Jack DeVere Rittenhouse, (1946). A Guide Book to Highway 66
Architectural - Historic Survey of Route 66 in Missouri and Detailed Survey, Maura Johnson. 1993

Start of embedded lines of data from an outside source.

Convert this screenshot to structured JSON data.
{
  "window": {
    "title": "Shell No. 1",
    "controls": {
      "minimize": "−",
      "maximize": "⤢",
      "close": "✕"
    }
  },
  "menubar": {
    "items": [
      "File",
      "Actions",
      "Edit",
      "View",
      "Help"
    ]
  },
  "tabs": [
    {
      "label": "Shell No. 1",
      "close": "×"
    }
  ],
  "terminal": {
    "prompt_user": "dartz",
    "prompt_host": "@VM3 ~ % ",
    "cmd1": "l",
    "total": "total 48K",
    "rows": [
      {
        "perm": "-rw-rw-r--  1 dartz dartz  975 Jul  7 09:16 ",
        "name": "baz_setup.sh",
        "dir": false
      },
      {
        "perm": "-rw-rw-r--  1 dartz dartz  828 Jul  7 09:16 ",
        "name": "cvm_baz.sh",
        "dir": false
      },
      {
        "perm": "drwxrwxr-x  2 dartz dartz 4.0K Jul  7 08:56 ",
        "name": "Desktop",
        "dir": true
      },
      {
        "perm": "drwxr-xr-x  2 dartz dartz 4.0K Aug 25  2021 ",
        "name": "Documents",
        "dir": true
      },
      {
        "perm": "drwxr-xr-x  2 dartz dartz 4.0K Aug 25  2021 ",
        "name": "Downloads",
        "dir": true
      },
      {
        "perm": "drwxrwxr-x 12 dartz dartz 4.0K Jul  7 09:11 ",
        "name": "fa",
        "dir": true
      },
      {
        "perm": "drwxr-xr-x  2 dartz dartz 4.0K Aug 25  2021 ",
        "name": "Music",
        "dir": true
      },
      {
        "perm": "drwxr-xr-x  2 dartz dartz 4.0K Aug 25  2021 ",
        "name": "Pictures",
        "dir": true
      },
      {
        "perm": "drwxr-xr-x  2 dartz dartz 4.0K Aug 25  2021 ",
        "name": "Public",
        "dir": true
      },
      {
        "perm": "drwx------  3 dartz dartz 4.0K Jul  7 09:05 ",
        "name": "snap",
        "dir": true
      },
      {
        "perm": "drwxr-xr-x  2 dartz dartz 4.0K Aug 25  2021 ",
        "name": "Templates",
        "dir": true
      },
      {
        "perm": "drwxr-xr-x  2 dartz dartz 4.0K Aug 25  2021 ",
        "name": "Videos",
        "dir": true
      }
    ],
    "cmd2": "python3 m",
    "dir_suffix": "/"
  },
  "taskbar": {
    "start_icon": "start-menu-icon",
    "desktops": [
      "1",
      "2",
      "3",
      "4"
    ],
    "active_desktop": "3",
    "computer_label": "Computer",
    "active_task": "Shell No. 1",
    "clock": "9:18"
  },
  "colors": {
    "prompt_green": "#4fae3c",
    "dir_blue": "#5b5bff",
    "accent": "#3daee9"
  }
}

Missouri: The WPA Guide to the "Show Me" State